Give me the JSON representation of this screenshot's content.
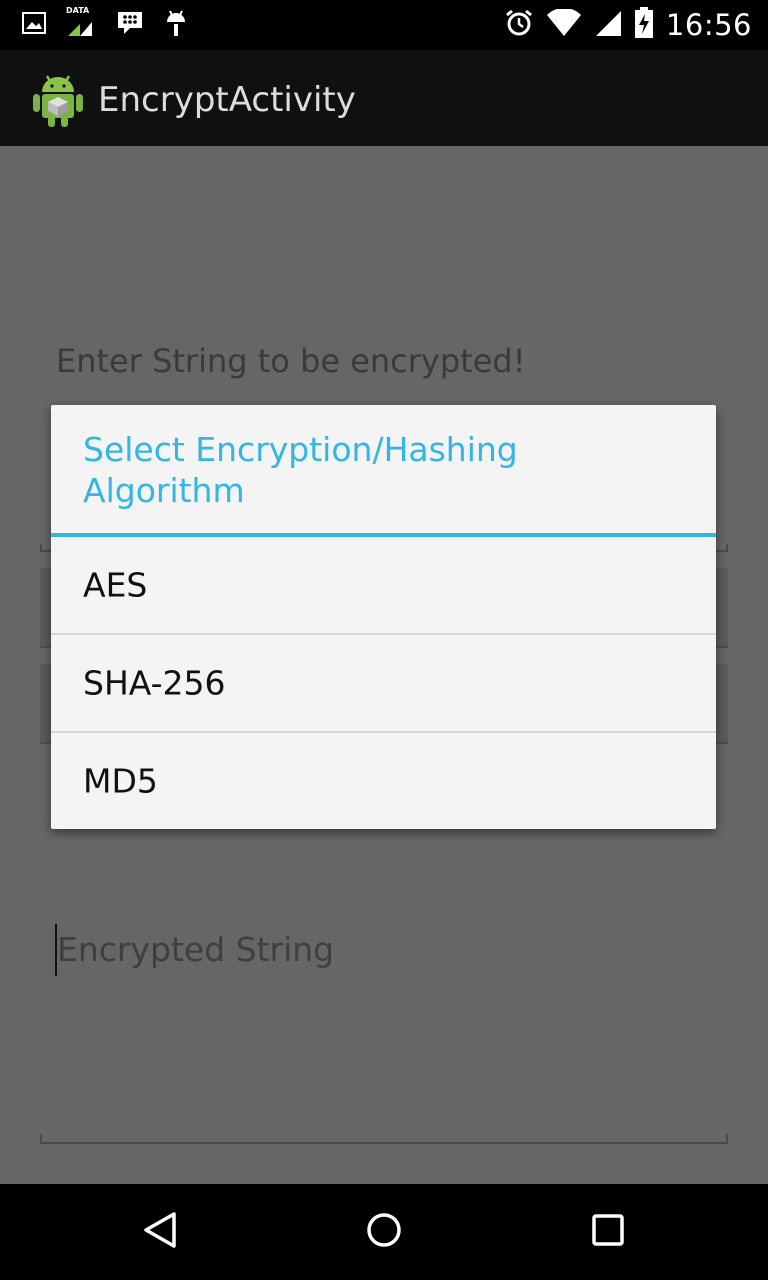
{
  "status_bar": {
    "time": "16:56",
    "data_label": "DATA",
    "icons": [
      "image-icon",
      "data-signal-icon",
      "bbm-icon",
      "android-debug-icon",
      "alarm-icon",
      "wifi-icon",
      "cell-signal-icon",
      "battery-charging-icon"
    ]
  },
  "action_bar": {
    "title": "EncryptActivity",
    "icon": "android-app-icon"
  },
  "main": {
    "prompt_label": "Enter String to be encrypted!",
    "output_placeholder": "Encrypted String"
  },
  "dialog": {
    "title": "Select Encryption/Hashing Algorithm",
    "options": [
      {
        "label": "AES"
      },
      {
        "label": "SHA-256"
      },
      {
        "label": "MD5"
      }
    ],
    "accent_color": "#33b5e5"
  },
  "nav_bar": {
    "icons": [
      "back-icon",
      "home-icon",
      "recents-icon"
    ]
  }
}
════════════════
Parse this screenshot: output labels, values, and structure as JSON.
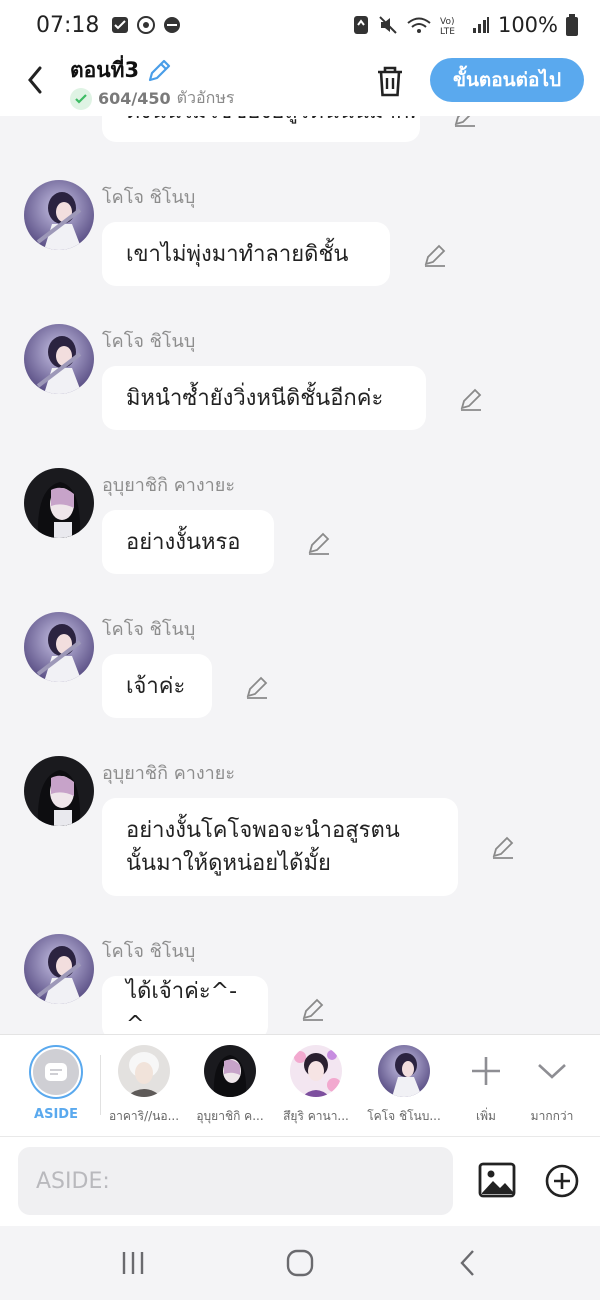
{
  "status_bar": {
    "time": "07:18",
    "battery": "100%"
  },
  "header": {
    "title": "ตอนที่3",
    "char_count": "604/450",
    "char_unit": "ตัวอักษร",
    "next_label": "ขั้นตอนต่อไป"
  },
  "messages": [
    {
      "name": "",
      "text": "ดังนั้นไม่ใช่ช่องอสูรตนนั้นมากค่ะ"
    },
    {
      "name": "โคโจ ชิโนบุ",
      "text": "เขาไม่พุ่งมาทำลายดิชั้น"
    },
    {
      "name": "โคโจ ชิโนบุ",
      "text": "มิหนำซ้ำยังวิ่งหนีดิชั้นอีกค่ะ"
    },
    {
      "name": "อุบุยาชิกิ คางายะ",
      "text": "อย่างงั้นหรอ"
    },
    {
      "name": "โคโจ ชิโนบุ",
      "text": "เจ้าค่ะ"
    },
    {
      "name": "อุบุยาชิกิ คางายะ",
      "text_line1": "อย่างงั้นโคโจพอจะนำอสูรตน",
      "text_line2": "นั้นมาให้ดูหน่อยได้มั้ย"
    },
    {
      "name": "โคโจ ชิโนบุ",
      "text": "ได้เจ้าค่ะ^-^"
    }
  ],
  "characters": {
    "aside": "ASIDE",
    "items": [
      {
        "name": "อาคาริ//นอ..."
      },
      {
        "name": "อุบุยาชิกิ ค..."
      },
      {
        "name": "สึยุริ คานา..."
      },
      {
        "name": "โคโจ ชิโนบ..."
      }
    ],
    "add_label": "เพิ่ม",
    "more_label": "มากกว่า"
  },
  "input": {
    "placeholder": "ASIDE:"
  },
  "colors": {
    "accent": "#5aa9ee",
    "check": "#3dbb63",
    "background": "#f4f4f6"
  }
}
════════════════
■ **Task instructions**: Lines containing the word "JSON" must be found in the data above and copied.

■ **Reply to the task**:
Give me the JSON representation of this screenshot's content.
Parse this screenshot: output labels, values, and structure as JSON.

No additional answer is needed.